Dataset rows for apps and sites
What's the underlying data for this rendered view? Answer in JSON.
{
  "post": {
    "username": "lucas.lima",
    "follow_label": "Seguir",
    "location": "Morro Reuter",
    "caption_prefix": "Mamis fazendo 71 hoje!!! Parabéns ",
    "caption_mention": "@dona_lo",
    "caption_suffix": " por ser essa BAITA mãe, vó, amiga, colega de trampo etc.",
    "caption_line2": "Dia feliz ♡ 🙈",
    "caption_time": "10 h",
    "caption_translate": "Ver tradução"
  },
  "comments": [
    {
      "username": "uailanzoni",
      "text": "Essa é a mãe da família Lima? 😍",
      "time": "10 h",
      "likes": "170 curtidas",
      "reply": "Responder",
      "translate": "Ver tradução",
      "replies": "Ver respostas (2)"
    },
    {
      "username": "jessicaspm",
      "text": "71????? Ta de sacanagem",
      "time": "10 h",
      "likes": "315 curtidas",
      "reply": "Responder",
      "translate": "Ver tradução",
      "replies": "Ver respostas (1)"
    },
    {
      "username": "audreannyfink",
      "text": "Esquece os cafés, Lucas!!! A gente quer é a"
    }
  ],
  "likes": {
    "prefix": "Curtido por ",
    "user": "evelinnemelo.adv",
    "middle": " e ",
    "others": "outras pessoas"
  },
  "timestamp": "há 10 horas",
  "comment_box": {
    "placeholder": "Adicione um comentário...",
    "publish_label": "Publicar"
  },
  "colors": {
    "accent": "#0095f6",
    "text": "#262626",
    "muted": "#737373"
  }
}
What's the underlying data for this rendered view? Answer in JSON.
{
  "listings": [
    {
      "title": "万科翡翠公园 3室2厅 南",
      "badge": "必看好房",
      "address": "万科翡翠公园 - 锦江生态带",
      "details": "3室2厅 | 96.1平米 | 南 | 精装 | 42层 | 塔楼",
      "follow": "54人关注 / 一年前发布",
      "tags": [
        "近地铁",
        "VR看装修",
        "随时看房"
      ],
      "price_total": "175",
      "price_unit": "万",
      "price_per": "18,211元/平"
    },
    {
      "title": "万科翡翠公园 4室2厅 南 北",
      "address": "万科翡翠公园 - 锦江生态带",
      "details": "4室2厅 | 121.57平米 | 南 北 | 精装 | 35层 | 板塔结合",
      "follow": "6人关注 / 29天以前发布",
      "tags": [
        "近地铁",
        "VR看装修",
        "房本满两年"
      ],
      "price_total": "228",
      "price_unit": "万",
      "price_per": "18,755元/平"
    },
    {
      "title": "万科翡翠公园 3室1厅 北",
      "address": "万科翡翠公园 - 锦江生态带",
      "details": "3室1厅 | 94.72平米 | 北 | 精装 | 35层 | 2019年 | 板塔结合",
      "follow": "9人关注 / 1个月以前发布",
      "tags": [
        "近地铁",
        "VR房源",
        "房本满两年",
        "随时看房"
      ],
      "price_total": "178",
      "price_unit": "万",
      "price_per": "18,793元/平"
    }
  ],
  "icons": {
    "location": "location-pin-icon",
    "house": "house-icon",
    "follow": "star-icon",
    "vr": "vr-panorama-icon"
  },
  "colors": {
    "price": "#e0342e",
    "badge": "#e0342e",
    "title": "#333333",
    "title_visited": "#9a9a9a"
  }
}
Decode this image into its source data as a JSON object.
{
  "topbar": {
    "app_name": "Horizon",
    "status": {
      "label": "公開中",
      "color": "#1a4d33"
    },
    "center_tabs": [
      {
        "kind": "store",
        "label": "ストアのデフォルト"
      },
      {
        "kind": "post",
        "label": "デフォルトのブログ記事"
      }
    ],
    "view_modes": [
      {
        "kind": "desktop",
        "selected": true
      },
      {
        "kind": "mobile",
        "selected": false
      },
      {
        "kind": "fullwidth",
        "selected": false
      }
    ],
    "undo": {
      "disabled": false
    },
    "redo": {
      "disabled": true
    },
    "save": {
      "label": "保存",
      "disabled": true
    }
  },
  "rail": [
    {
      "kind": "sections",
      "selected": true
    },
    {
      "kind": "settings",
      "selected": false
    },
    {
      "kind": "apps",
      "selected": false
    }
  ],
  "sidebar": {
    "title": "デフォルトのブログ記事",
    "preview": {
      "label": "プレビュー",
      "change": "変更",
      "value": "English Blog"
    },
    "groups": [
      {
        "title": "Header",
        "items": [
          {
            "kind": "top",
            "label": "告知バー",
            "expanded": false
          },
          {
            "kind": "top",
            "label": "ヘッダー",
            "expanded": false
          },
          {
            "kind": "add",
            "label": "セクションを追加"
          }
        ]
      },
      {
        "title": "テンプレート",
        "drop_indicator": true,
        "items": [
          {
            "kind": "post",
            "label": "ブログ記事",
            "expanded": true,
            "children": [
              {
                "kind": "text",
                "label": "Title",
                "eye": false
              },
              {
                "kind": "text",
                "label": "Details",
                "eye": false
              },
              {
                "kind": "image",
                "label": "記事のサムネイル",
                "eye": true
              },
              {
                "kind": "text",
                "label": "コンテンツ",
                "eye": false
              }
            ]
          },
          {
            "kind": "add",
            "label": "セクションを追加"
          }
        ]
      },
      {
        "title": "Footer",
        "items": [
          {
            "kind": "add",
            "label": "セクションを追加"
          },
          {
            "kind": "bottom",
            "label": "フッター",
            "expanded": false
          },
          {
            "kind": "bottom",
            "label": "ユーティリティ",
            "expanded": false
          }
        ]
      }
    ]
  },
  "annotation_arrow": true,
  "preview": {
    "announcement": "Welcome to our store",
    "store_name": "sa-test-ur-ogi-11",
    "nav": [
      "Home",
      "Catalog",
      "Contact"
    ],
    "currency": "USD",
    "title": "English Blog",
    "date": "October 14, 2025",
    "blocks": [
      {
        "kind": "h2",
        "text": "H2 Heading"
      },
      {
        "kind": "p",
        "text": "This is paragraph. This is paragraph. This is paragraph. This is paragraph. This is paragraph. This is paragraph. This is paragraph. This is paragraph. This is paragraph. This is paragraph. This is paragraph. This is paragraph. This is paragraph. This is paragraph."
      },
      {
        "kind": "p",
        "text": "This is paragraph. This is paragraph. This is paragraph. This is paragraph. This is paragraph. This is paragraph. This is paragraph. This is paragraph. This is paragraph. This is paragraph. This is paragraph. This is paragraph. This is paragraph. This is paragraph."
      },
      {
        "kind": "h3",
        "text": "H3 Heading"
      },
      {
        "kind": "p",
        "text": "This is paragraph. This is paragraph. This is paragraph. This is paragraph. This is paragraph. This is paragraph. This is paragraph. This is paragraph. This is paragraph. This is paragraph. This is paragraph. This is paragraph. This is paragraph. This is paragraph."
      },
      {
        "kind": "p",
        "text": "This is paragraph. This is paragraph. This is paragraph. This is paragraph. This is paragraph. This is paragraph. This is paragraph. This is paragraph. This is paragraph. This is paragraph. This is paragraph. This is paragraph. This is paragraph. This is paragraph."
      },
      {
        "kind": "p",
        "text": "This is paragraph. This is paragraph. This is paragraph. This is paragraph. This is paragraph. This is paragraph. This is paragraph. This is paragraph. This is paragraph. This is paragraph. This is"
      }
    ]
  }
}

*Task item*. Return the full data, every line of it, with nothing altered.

*Finished task*.
What's the underlying data for this rendered view? Answer in JSON.
{
  "post": {
    "username": "lucas.lima",
    "follow_label": "Seguir",
    "location": "Morro Reuter",
    "caption_prefix": "Mamis fazendo 71 hoje!!! Parabéns ",
    "caption_mention": "@dona_lo",
    "caption_suffix": " por ser essa BAITA mãe, vó, amiga, colega de trampo etc.",
    "caption_line2": "Dia feliz ♡ 🙈",
    "caption_time": "10 h",
    "caption_translate": "Ver tradução"
  },
  "comments": [
    {
      "username": "uailanzoni",
      "text": "Essa é a mãe da família Lima? 😍",
      "time": "10 h",
      "likes": "170 curtidas",
      "reply": "Responder",
      "translate": "Ver tradução",
      "replies": "Ver respostas (2)"
    },
    {
      "username": "jessicaspm",
      "text": "71????? Ta de sacanagem",
      "time": "10 h",
      "likes": "315 curtidas",
      "reply": "Responder",
      "translate": "Ver tradução",
      "replies": "Ver respostas (1)"
    },
    {
      "username": "audreannyfink",
      "text": "Esquece os cafés, Lucas!!! A gente quer é a"
    }
  ],
  "likes": {
    "prefix": "Curtido por ",
    "user": "evelinnemelo.adv",
    "middle": " e ",
    "others": "outras pessoas"
  },
  "timestamp": "há 10 horas",
  "comment_box": {
    "placeholder": "Adicione um comentário...",
    "publish_label": "Publicar"
  },
  "colors": {
    "accent": "#0095f6",
    "text": "#262626",
    "muted": "#737373"
  }
}
What's the underlying data for this rendered view? Answer in JSON.
{
  "listings": [
    {
      "title": "万科翡翠公园 3室2厅 南",
      "badge": "必看好房",
      "address": "万科翡翠公园 - 锦江生态带",
      "details": "3室2厅 | 96.1平米 | 南 | 精装 | 42层 | 塔楼",
      "follow": "54人关注 / 一年前发布",
      "tags": [
        "近地铁",
        "VR看装修",
        "随时看房"
      ],
      "price_total": "175",
      "price_unit": "万",
      "price_per": "18,211元/平"
    },
    {
      "title": "万科翡翠公园 4室2厅 南 北",
      "address": "万科翡翠公园 - 锦江生态带",
      "details": "4室2厅 | 121.57平米 | 南 北 | 精装 | 35层 | 板塔结合",
      "follow": "6人关注 / 29天以前发布",
      "tags": [
        "近地铁",
        "VR看装修",
        "房本满两年"
      ],
      "price_total": "228",
      "price_unit": "万",
      "price_per": "18,755元/平"
    },
    {
      "title": "万科翡翠公园 3室1厅 北",
      "address": "万科翡翠公园 - 锦江生态带",
      "details": "3室1厅 | 94.72平米 | 北 | 精装 | 35层 | 2019年 | 板塔结合",
      "follow": "9人关注 / 1个月以前发布",
      "tags": [
        "近地铁",
        "VR房源",
        "房本满两年",
        "随时看房"
      ],
      "price_total": "178",
      "price_unit": "万",
      "price_per": "18,793元/平"
    }
  ],
  "icons": {
    "location": "location-pin-icon",
    "house": "house-icon",
    "follow": "star-icon",
    "vr": "vr-panorama-icon"
  },
  "colors": {
    "price": "#e0342e",
    "badge": "#e0342e",
    "title": "#333333",
    "title_visited": "#9a9a9a"
  }
}
Decode this image into its source data as a JSON object.
{
  "topbar": {
    "app_name": "Horizon",
    "status": {
      "label": "公開中",
      "color": "#1a4d33"
    },
    "center_tabs": [
      {
        "kind": "store",
        "label": "ストアのデフォルト"
      },
      {
        "kind": "post",
        "label": "デフォルトのブログ記事"
      }
    ],
    "view_modes": [
      {
        "kind": "desktop",
        "selected": true
      },
      {
        "kind": "mobile",
        "selected": false
      },
      {
        "kind": "fullwidth",
        "selected": false
      }
    ],
    "undo": {
      "disabled": false
    },
    "redo": {
      "disabled": true
    },
    "save": {
      "label": "保存",
      "disabled": true
    }
  },
  "rail": [
    {
      "kind": "sections",
      "selected": true
    },
    {
      "kind": "settings",
      "selected": false
    },
    {
      "kind": "apps",
      "selected": false
    }
  ],
  "sidebar": {
    "title": "デフォルトのブログ記事",
    "preview": {
      "label": "プレビュー",
      "change": "変更",
      "value": "English Blog"
    },
    "groups": [
      {
        "title": "Header",
        "items": [
          {
            "kind": "top",
            "label": "告知バー",
            "expanded": false
          },
          {
            "kind": "top",
            "label": "ヘッダー",
            "expanded": false
          },
          {
            "kind": "add",
            "label": "セクションを追加"
          }
        ]
      },
      {
        "title": "テンプレート",
        "drop_indicator": true,
        "items": [
          {
            "kind": "post",
            "label": "ブログ記事",
            "expanded": true,
            "children": [
              {
                "kind": "text",
                "label": "Title",
                "eye": false
              },
              {
                "kind": "text",
                "label": "Details",
                "eye": false
              },
              {
                "kind": "image",
                "label": "記事のサムネイル",
                "eye": true
              },
              {
                "kind": "text",
                "label": "コンテンツ",
                "eye": false
              }
            ]
          },
          {
            "kind": "add",
            "label": "セクションを追加"
          }
        ]
      },
      {
        "title": "Footer",
        "items": [
          {
            "kind": "add",
            "label": "セクションを追加"
          },
          {
            "kind": "bottom",
            "label": "フッター",
            "expanded": false
          },
          {
            "kind": "bottom",
            "label": "ユーティリティ",
            "expanded": false
          }
        ]
      }
    ]
  },
  "annotation_arrow": true,
  "preview": {
    "announcement": "Welcome to our store",
    "store_name": "sa-test-ur-ogi-11",
    "nav": [
      "Home",
      "Catalog",
      "Contact"
    ],
    "currency": "USD",
    "title": "English Blog",
    "date": "October 14, 2025",
    "blocks": [
      {
        "kind": "h2",
        "text": "H2 Heading"
      },
      {
        "kind": "p",
        "text": "This is paragraph. This is paragraph. This is paragraph. This is paragraph. This is paragraph. This is paragraph. This is paragraph. This is paragraph. This is paragraph. This is paragraph. This is paragraph. This is paragraph. This is paragraph. This is paragraph."
      },
      {
        "kind": "p",
        "text": "This is paragraph. This is paragraph. This is paragraph. This is paragraph. This is paragraph. This is paragraph. This is paragraph. This is paragraph. This is paragraph. This is paragraph. This is paragraph. This is paragraph. This is paragraph. This is paragraph."
      },
      {
        "kind": "h3",
        "text": "H3 Heading"
      },
      {
        "kind": "p",
        "text": "This is paragraph. This is paragraph. This is paragraph. This is paragraph. This is paragraph. This is paragraph. This is paragraph. This is paragraph. This is paragraph. This is paragraph. This is paragraph. This is paragraph. This is paragraph. This is paragraph."
      },
      {
        "kind": "p",
        "text": "This is paragraph. This is paragraph. This is paragraph. This is paragraph. This is paragraph. This is paragraph. This is paragraph. This is paragraph. This is paragraph. This is paragraph. This is paragraph. This is paragraph. This is paragraph. This is paragraph."
      },
      {
        "kind": "p",
        "text": "This is paragraph. This is paragraph. This is paragraph. This is paragraph. This is paragraph. This is paragraph. This is paragraph. This is paragraph. This is paragraph. This is paragraph. This is"
      }
    ]
  }
}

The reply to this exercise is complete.